What to do
An exact copy of the data is required. No picture may appear in it.

---*---

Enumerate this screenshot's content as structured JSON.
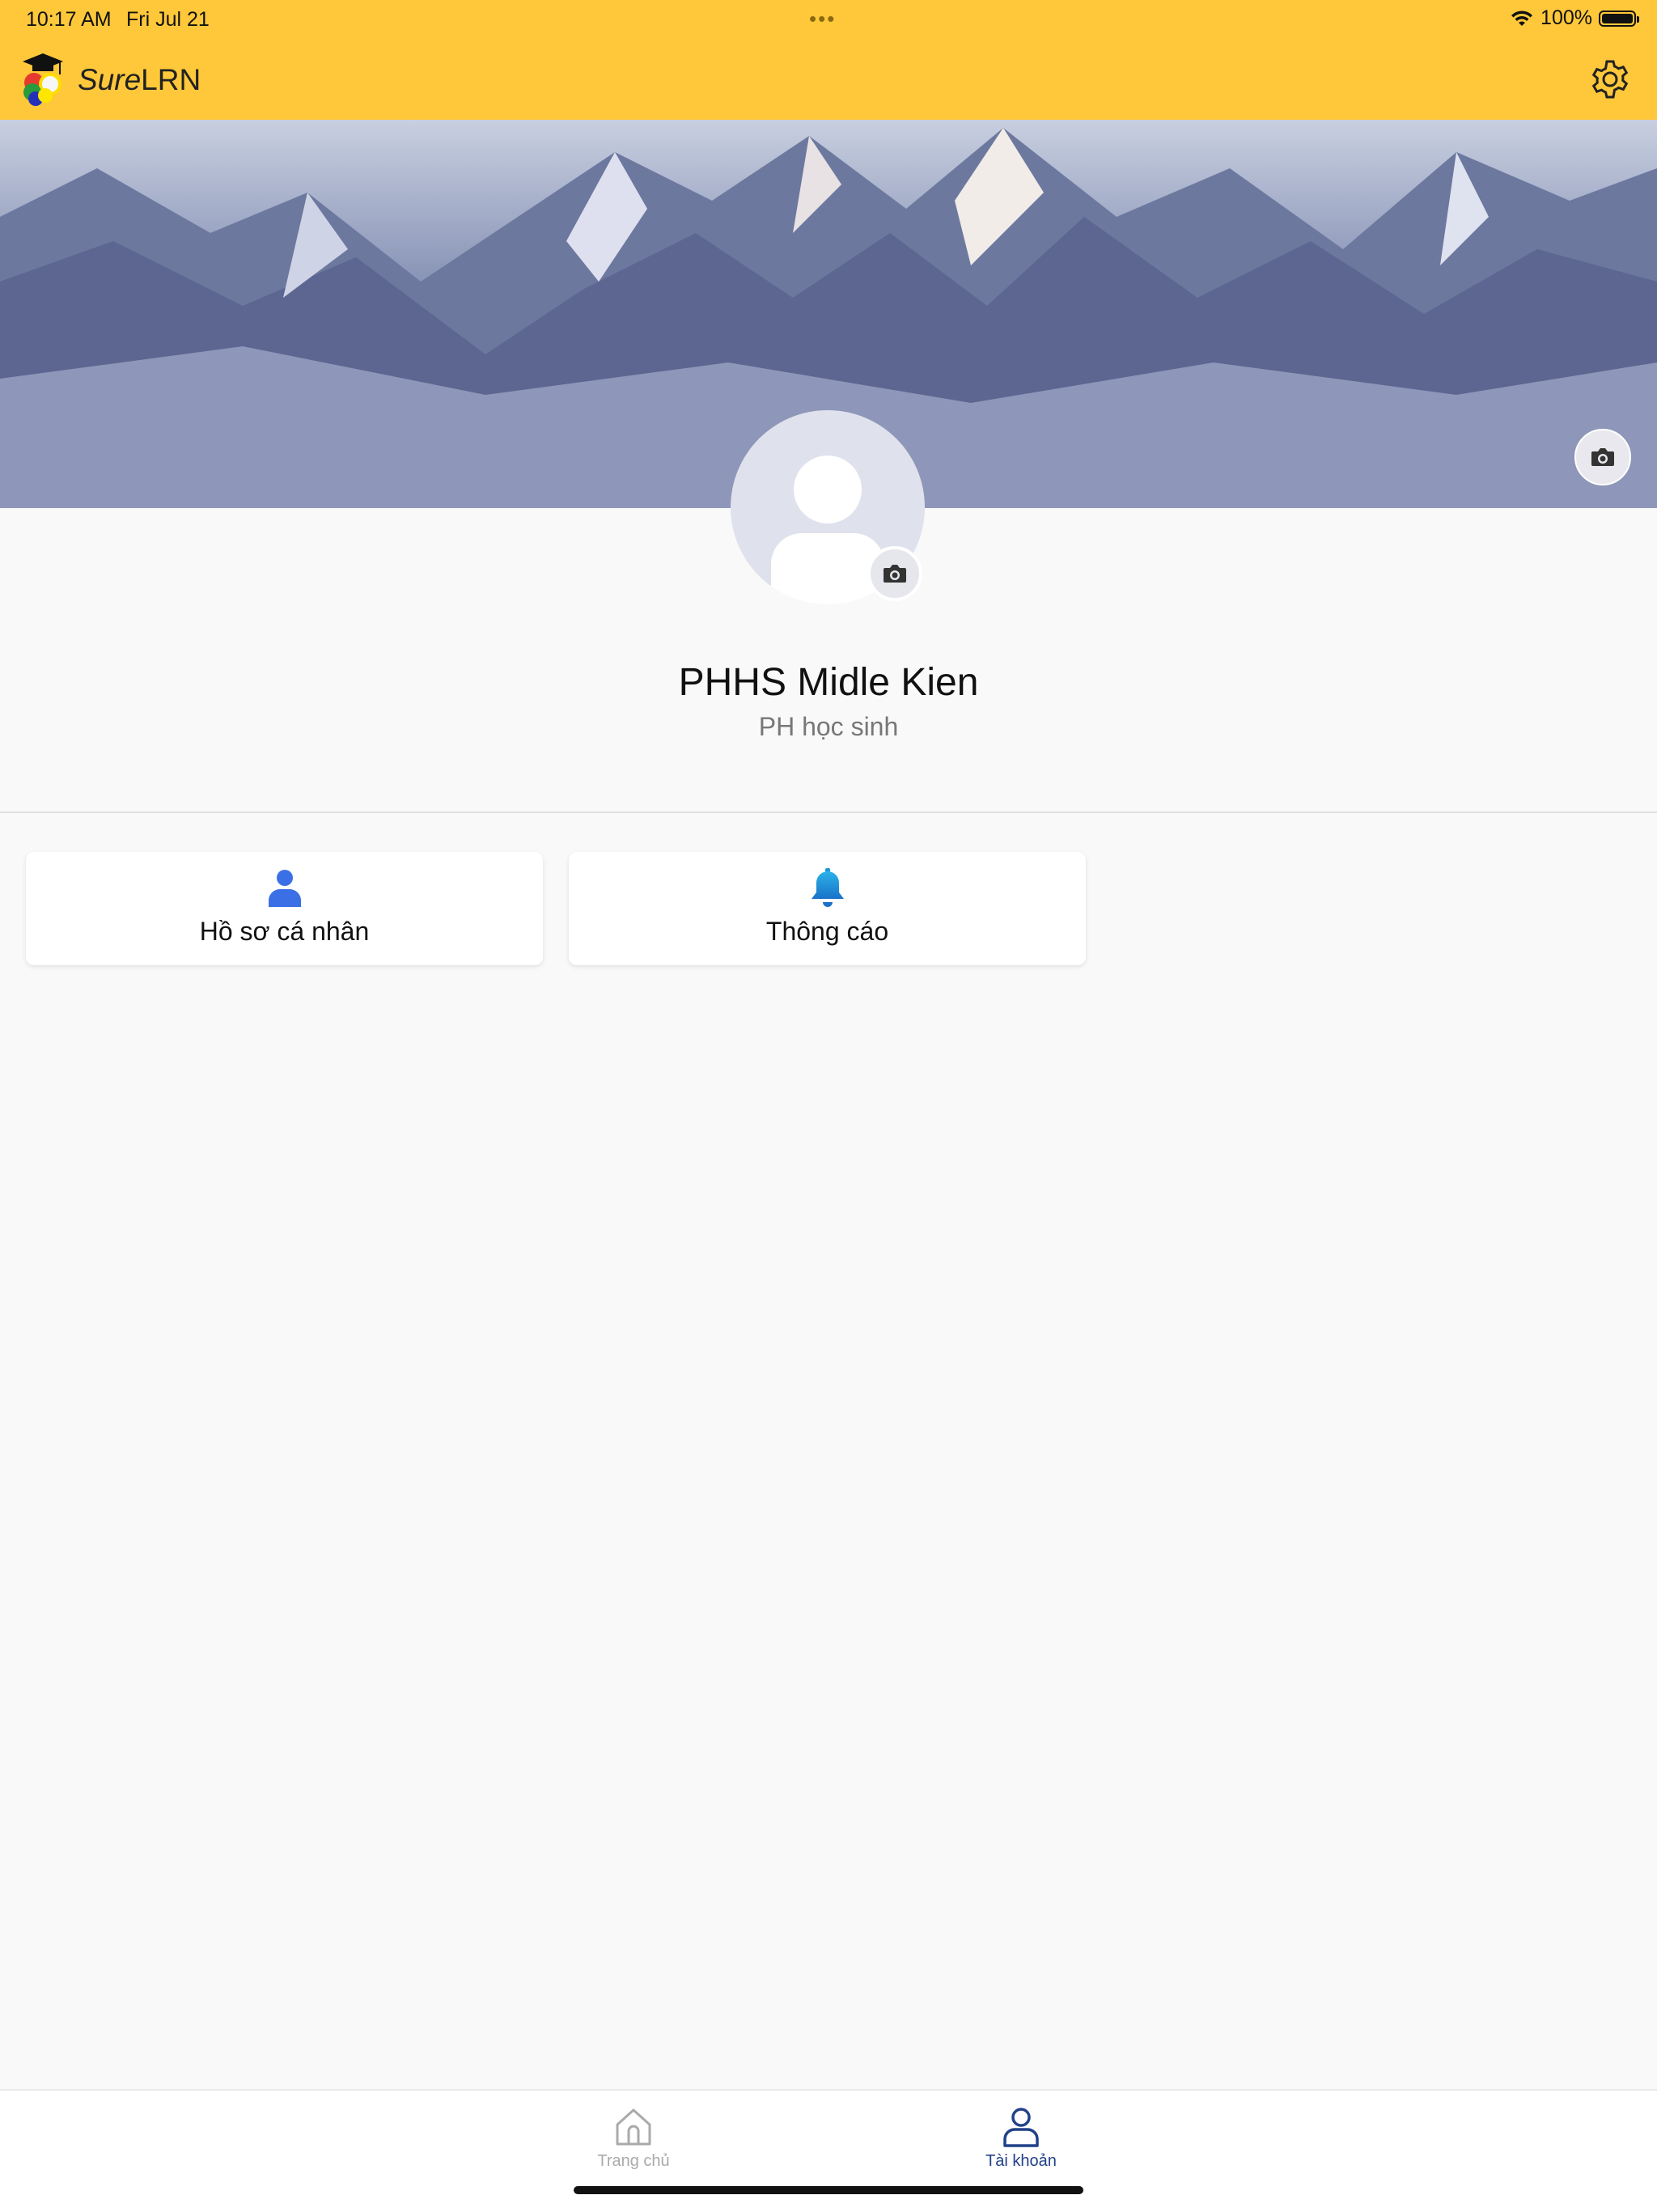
{
  "status_bar": {
    "time": "10:17 AM",
    "date": "Fri Jul 21",
    "dots": "•••",
    "battery": "100%"
  },
  "app_bar": {
    "name_italic": "Sure",
    "name_bold": "LRN",
    "settings_icon": "gear-icon",
    "accent_color": "#ffc83a"
  },
  "profile": {
    "name": "PHHS Midle Kien",
    "role": "PH học sinh"
  },
  "cards": [
    {
      "label": "Hồ sơ cá nhân",
      "icon": "person-icon",
      "color": "#3a6fe6"
    },
    {
      "label": "Thông cáo",
      "icon": "bell-icon",
      "color": "#1e9ad6"
    }
  ],
  "tabs": [
    {
      "label": "Trang chủ",
      "icon": "home-icon",
      "active": false,
      "color": "#aaaaaa"
    },
    {
      "label": "Tài khoản",
      "icon": "user-icon",
      "active": true,
      "color": "#22418a"
    }
  ]
}
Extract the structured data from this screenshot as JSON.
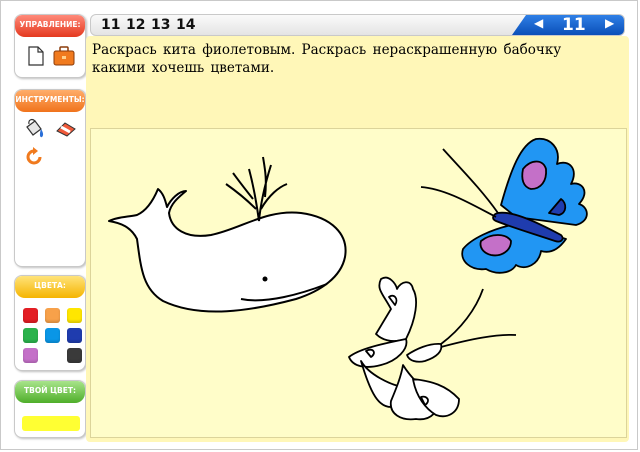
{
  "panels": {
    "control": {
      "title": "УПРАВЛЕНИЕ:",
      "icons": [
        "new-page-icon",
        "briefcase-icon"
      ]
    },
    "tools": {
      "title": "ИНСТРУМЕНТЫ:",
      "icons": [
        "paint-bucket-icon",
        "eraser-icon",
        "reset-icon"
      ]
    },
    "colors": {
      "title": "ЦВЕТА:",
      "swatches": [
        "#e31e24",
        "#f7a14a",
        "#ffe600",
        "#2bb24c",
        "#0a96e6",
        "#1f3cae",
        "#c470c8",
        "#3a3a3a"
      ]
    },
    "your_color": {
      "title": "ТВОЙ ЦВЕТ:",
      "value": "#ffff33"
    }
  },
  "topbar": {
    "pages": [
      "11",
      "12",
      "13",
      "14"
    ],
    "current_page": "11",
    "prev_icon": "triangle-left-icon",
    "next_icon": "triangle-right-icon"
  },
  "task": {
    "text": "Раскрась кита фиолетовым. Раскрась нераскрашенную бабочку какими хочешь цветами."
  },
  "canvas": {
    "items": [
      "whale",
      "butterfly-colored",
      "butterfly-uncolored"
    ]
  },
  "colors": {
    "accent_blue": "#0a4fb8",
    "canvas": "#fffdc9",
    "task_bg": "#fff7b8"
  }
}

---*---

Your response
Enumerate this screenshot's content as structured JSON.
{
  "status_bar": {
    "time": "10:17 AM",
    "date": "Fri Jul 21",
    "dots": "•••",
    "battery": "100%"
  },
  "app_bar": {
    "name_italic": "Sure",
    "name_bold": "LRN",
    "settings_icon": "gear-icon",
    "accent_color": "#ffc83a"
  },
  "profile": {
    "name": "PHHS Midle Kien",
    "role": "PH học sinh"
  },
  "cards": [
    {
      "label": "Hồ sơ cá nhân",
      "icon": "person-icon",
      "color": "#3a6fe6"
    },
    {
      "label": "Thông cáo",
      "icon": "bell-icon",
      "color": "#1e9ad6"
    }
  ],
  "tabs": [
    {
      "label": "Trang chủ",
      "icon": "home-icon",
      "active": false,
      "color": "#aaaaaa"
    },
    {
      "label": "Tài khoản",
      "icon": "user-icon",
      "active": true,
      "color": "#22418a"
    }
  ]
}
Extract the structured data from this screenshot as JSON.
{
  "panels": {
    "control": {
      "title": "УПРАВЛЕНИЕ:",
      "icons": [
        "new-page-icon",
        "briefcase-icon"
      ]
    },
    "tools": {
      "title": "ИНСТРУМЕНТЫ:",
      "icons": [
        "paint-bucket-icon",
        "eraser-icon",
        "reset-icon"
      ]
    },
    "colors": {
      "title": "ЦВЕТА:",
      "swatches": [
        "#e31e24",
        "#f7a14a",
        "#ffe600",
        "#2bb24c",
        "#0a96e6",
        "#1f3cae",
        "#c470c8",
        "#3a3a3a"
      ]
    },
    "your_color": {
      "title": "ТВОЙ ЦВЕТ:",
      "value": "#ffff33"
    }
  },
  "topbar": {
    "pages": [
      "11",
      "12",
      "13",
      "14"
    ],
    "current_page": "11",
    "prev_icon": "triangle-left-icon",
    "next_icon": "triangle-right-icon"
  },
  "task": {
    "text": "Раскрась кита фиолетовым. Раскрась нераскрашенную бабочку какими хочешь цветами."
  },
  "canvas": {
    "items": [
      "whale",
      "butterfly-colored",
      "butterfly-uncolored"
    ]
  },
  "colors": {
    "accent_blue": "#0a4fb8",
    "canvas": "#fffdc9",
    "task_bg": "#fff7b8"
  }
}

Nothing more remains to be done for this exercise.